Work order: Scan the entries below for the word "text" and copy every line in which it occurs.

-------- Data to process

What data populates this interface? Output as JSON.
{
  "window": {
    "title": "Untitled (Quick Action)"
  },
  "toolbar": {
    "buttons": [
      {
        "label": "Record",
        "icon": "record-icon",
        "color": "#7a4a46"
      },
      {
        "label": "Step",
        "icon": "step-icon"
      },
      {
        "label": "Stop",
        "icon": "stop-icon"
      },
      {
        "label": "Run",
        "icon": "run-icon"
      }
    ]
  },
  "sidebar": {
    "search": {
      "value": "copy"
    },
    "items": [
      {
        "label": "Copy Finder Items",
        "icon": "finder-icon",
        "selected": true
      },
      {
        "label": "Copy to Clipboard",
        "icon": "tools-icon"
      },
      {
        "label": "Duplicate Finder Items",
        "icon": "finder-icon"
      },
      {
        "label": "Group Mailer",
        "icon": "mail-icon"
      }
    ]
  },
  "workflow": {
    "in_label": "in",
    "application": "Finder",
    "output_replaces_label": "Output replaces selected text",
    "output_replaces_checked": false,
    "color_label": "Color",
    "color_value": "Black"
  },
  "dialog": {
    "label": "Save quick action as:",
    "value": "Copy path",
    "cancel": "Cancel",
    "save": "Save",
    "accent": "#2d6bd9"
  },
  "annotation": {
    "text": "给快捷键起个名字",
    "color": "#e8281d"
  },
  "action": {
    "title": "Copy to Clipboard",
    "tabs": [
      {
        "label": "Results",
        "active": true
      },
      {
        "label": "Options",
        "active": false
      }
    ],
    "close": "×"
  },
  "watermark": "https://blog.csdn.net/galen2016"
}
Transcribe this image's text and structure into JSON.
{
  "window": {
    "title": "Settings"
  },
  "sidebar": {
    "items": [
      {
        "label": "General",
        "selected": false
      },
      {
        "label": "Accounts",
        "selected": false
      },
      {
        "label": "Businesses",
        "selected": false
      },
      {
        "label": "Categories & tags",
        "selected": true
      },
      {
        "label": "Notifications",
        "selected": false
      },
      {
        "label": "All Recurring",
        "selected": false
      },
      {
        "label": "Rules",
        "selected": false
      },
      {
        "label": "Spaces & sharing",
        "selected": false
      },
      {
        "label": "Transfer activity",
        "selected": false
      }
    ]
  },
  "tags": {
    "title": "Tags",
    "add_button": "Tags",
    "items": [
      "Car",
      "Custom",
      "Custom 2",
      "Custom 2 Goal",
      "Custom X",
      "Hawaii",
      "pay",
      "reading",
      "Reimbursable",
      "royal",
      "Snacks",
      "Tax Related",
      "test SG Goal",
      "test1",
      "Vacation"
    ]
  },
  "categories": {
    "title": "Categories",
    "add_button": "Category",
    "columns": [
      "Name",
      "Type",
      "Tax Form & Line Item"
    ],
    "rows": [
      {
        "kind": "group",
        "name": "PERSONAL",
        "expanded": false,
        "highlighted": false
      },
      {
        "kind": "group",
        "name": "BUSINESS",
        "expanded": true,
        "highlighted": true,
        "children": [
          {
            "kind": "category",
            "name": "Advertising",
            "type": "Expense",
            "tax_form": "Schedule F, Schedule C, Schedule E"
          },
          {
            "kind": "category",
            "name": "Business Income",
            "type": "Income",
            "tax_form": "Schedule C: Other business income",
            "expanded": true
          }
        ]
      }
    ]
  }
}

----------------

Result of the task:
    "output_replaces_label": "Output replaces selected text",
    "text": "给快捷键起个名字",
Transcribe this image's text and structure into JSON.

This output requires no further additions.